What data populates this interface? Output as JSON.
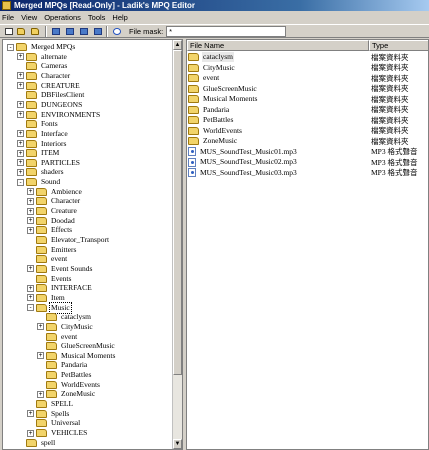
{
  "window": {
    "title": "Merged MPQs [Read-Only] - Ladik's MPQ Editor"
  },
  "menu": [
    "File",
    "View",
    "Operations",
    "Tools",
    "Help"
  ],
  "toolbar": {
    "buttons": [
      "new-file",
      "open-folder",
      "save",
      "view-tree",
      "view-list",
      "view-details",
      "view-icons",
      "info"
    ],
    "file_mask_label": "File mask:",
    "file_mask_value": "*"
  },
  "tree": {
    "items": [
      {
        "label": "Merged MPQs",
        "depth": 0,
        "expander": "-"
      },
      {
        "label": "alternate",
        "depth": 1,
        "expander": "+"
      },
      {
        "label": "Cameras",
        "depth": 1,
        "expander": ""
      },
      {
        "label": "Character",
        "depth": 1,
        "expander": "+"
      },
      {
        "label": "CREATURE",
        "depth": 1,
        "expander": "+"
      },
      {
        "label": "DBFilesClient",
        "depth": 1,
        "expander": ""
      },
      {
        "label": "DUNGEONS",
        "depth": 1,
        "expander": "+"
      },
      {
        "label": "ENVIRONMENTS",
        "depth": 1,
        "expander": "+"
      },
      {
        "label": "Fonts",
        "depth": 1,
        "expander": ""
      },
      {
        "label": "Interface",
        "depth": 1,
        "expander": "+"
      },
      {
        "label": "Interiors",
        "depth": 1,
        "expander": "+"
      },
      {
        "label": "ITEM",
        "depth": 1,
        "expander": "+"
      },
      {
        "label": "PARTICLES",
        "depth": 1,
        "expander": "+"
      },
      {
        "label": "shaders",
        "depth": 1,
        "expander": "+"
      },
      {
        "label": "Sound",
        "depth": 1,
        "expander": "-"
      },
      {
        "label": "Ambience",
        "depth": 2,
        "expander": "+"
      },
      {
        "label": "Character",
        "depth": 2,
        "expander": "+"
      },
      {
        "label": "Creature",
        "depth": 2,
        "expander": "+"
      },
      {
        "label": "Doodad",
        "depth": 2,
        "expander": "+"
      },
      {
        "label": "Effects",
        "depth": 2,
        "expander": "+"
      },
      {
        "label": "Elevator_Transport",
        "depth": 2,
        "expander": ""
      },
      {
        "label": "Emitters",
        "depth": 2,
        "expander": ""
      },
      {
        "label": "event",
        "depth": 2,
        "expander": ""
      },
      {
        "label": "Event Sounds",
        "depth": 2,
        "expander": "+"
      },
      {
        "label": "Events",
        "depth": 2,
        "expander": ""
      },
      {
        "label": "INTERFACE",
        "depth": 2,
        "expander": "+"
      },
      {
        "label": "Item",
        "depth": 2,
        "expander": "+"
      },
      {
        "label": "Music",
        "depth": 2,
        "expander": "-",
        "selected": true
      },
      {
        "label": "cataclysm",
        "depth": 3,
        "expander": ""
      },
      {
        "label": "CityMusic",
        "depth": 3,
        "expander": "+"
      },
      {
        "label": "event",
        "depth": 3,
        "expander": ""
      },
      {
        "label": "GlueScreenMusic",
        "depth": 3,
        "expander": ""
      },
      {
        "label": "Musical Moments",
        "depth": 3,
        "expander": "+"
      },
      {
        "label": "Pandaria",
        "depth": 3,
        "expander": ""
      },
      {
        "label": "PetBattles",
        "depth": 3,
        "expander": ""
      },
      {
        "label": "WorldEvents",
        "depth": 3,
        "expander": ""
      },
      {
        "label": "ZoneMusic",
        "depth": 3,
        "expander": "+"
      },
      {
        "label": "SPELL",
        "depth": 2,
        "expander": ""
      },
      {
        "label": "Spells",
        "depth": 2,
        "expander": "+"
      },
      {
        "label": "Universal",
        "depth": 2,
        "expander": ""
      },
      {
        "label": "VEHICLES",
        "depth": 2,
        "expander": "+"
      },
      {
        "label": "spell",
        "depth": 1,
        "expander": ""
      }
    ]
  },
  "list": {
    "columns": [
      "File Name",
      "Type"
    ],
    "rows": [
      {
        "name": "cataclysm",
        "type": "檔案資料夾",
        "kind": "folder",
        "selected": true
      },
      {
        "name": "CityMusic",
        "type": "檔案資料夾",
        "kind": "folder"
      },
      {
        "name": "event",
        "type": "檔案資料夾",
        "kind": "folder"
      },
      {
        "name": "GlueScreenMusic",
        "type": "檔案資料夾",
        "kind": "folder"
      },
      {
        "name": "Musical Moments",
        "type": "檔案資料夾",
        "kind": "folder"
      },
      {
        "name": "Pandaria",
        "type": "檔案資料夾",
        "kind": "folder"
      },
      {
        "name": "PetBattles",
        "type": "檔案資料夾",
        "kind": "folder"
      },
      {
        "name": "WorldEvents",
        "type": "檔案資料夾",
        "kind": "folder"
      },
      {
        "name": "ZoneMusic",
        "type": "檔案資料夾",
        "kind": "folder"
      },
      {
        "name": "MUS_SoundTest_Music01.mp3",
        "type": "MP3 格式聲音",
        "kind": "mp3"
      },
      {
        "name": "MUS_SoundTest_Music02.mp3",
        "type": "MP3 格式聲音",
        "kind": "mp3"
      },
      {
        "name": "MUS_SoundTest_Music03.mp3",
        "type": "MP3 格式聲音",
        "kind": "mp3"
      }
    ]
  }
}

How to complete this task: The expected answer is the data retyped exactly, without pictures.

Task response:
What data populates this interface? Output as JSON.
{
  "window": {
    "title": "Merged MPQs [Read-Only] - Ladik's MPQ Editor"
  },
  "menu": [
    "File",
    "View",
    "Operations",
    "Tools",
    "Help"
  ],
  "toolbar": {
    "buttons": [
      "new-file",
      "open-folder",
      "save",
      "view-tree",
      "view-list",
      "view-details",
      "view-icons",
      "info"
    ],
    "file_mask_label": "File mask:",
    "file_mask_value": "*"
  },
  "tree": {
    "items": [
      {
        "label": "Merged MPQs",
        "depth": 0,
        "expander": "-"
      },
      {
        "label": "alternate",
        "depth": 1,
        "expander": "+"
      },
      {
        "label": "Cameras",
        "depth": 1,
        "expander": ""
      },
      {
        "label": "Character",
        "depth": 1,
        "expander": "+"
      },
      {
        "label": "CREATURE",
        "depth": 1,
        "expander": "+"
      },
      {
        "label": "DBFilesClient",
        "depth": 1,
        "expander": ""
      },
      {
        "label": "DUNGEONS",
        "depth": 1,
        "expander": "+"
      },
      {
        "label": "ENVIRONMENTS",
        "depth": 1,
        "expander": "+"
      },
      {
        "label": "Fonts",
        "depth": 1,
        "expander": ""
      },
      {
        "label": "Interface",
        "depth": 1,
        "expander": "+"
      },
      {
        "label": "Interiors",
        "depth": 1,
        "expander": "+"
      },
      {
        "label": "ITEM",
        "depth": 1,
        "expander": "+"
      },
      {
        "label": "PARTICLES",
        "depth": 1,
        "expander": "+"
      },
      {
        "label": "shaders",
        "depth": 1,
        "expander": "+"
      },
      {
        "label": "Sound",
        "depth": 1,
        "expander": "-"
      },
      {
        "label": "Ambience",
        "depth": 2,
        "expander": "+"
      },
      {
        "label": "Character",
        "depth": 2,
        "expander": "+"
      },
      {
        "label": "Creature",
        "depth": 2,
        "expander": "+"
      },
      {
        "label": "Doodad",
        "depth": 2,
        "expander": "+"
      },
      {
        "label": "Effects",
        "depth": 2,
        "expander": "+"
      },
      {
        "label": "Elevator_Transport",
        "depth": 2,
        "expander": ""
      },
      {
        "label": "Emitters",
        "depth": 2,
        "expander": ""
      },
      {
        "label": "event",
        "depth": 2,
        "expander": ""
      },
      {
        "label": "Event Sounds",
        "depth": 2,
        "expander": "+"
      },
      {
        "label": "Events",
        "depth": 2,
        "expander": ""
      },
      {
        "label": "INTERFACE",
        "depth": 2,
        "expander": "+"
      },
      {
        "label": "Item",
        "depth": 2,
        "expander": "+"
      },
      {
        "label": "Music",
        "depth": 2,
        "expander": "-",
        "selected": true
      },
      {
        "label": "cataclysm",
        "depth": 3,
        "expander": ""
      },
      {
        "label": "CityMusic",
        "depth": 3,
        "expander": "+"
      },
      {
        "label": "event",
        "depth": 3,
        "expander": ""
      },
      {
        "label": "GlueScreenMusic",
        "depth": 3,
        "expander": ""
      },
      {
        "label": "Musical Moments",
        "depth": 3,
        "expander": "+"
      },
      {
        "label": "Pandaria",
        "depth": 3,
        "expander": ""
      },
      {
        "label": "PetBattles",
        "depth": 3,
        "expander": ""
      },
      {
        "label": "WorldEvents",
        "depth": 3,
        "expander": ""
      },
      {
        "label": "ZoneMusic",
        "depth": 3,
        "expander": "+"
      },
      {
        "label": "SPELL",
        "depth": 2,
        "expander": ""
      },
      {
        "label": "Spells",
        "depth": 2,
        "expander": "+"
      },
      {
        "label": "Universal",
        "depth": 2,
        "expander": ""
      },
      {
        "label": "VEHICLES",
        "depth": 2,
        "expander": "+"
      },
      {
        "label": "spell",
        "depth": 1,
        "expander": ""
      }
    ]
  },
  "list": {
    "columns": [
      "File Name",
      "Type"
    ],
    "rows": [
      {
        "name": "cataclysm",
        "type": "檔案資料夾",
        "kind": "folder",
        "selected": true
      },
      {
        "name": "CityMusic",
        "type": "檔案資料夾",
        "kind": "folder"
      },
      {
        "name": "event",
        "type": "檔案資料夾",
        "kind": "folder"
      },
      {
        "name": "GlueScreenMusic",
        "type": "檔案資料夾",
        "kind": "folder"
      },
      {
        "name": "Musical Moments",
        "type": "檔案資料夾",
        "kind": "folder"
      },
      {
        "name": "Pandaria",
        "type": "檔案資料夾",
        "kind": "folder"
      },
      {
        "name": "PetBattles",
        "type": "檔案資料夾",
        "kind": "folder"
      },
      {
        "name": "WorldEvents",
        "type": "檔案資料夾",
        "kind": "folder"
      },
      {
        "name": "ZoneMusic",
        "type": "檔案資料夾",
        "kind": "folder"
      },
      {
        "name": "MUS_SoundTest_Music01.mp3",
        "type": "MP3 格式聲音",
        "kind": "mp3"
      },
      {
        "name": "MUS_SoundTest_Music02.mp3",
        "type": "MP3 格式聲音",
        "kind": "mp3"
      },
      {
        "name": "MUS_SoundTest_Music03.mp3",
        "type": "MP3 格式聲音",
        "kind": "mp3"
      }
    ]
  }
}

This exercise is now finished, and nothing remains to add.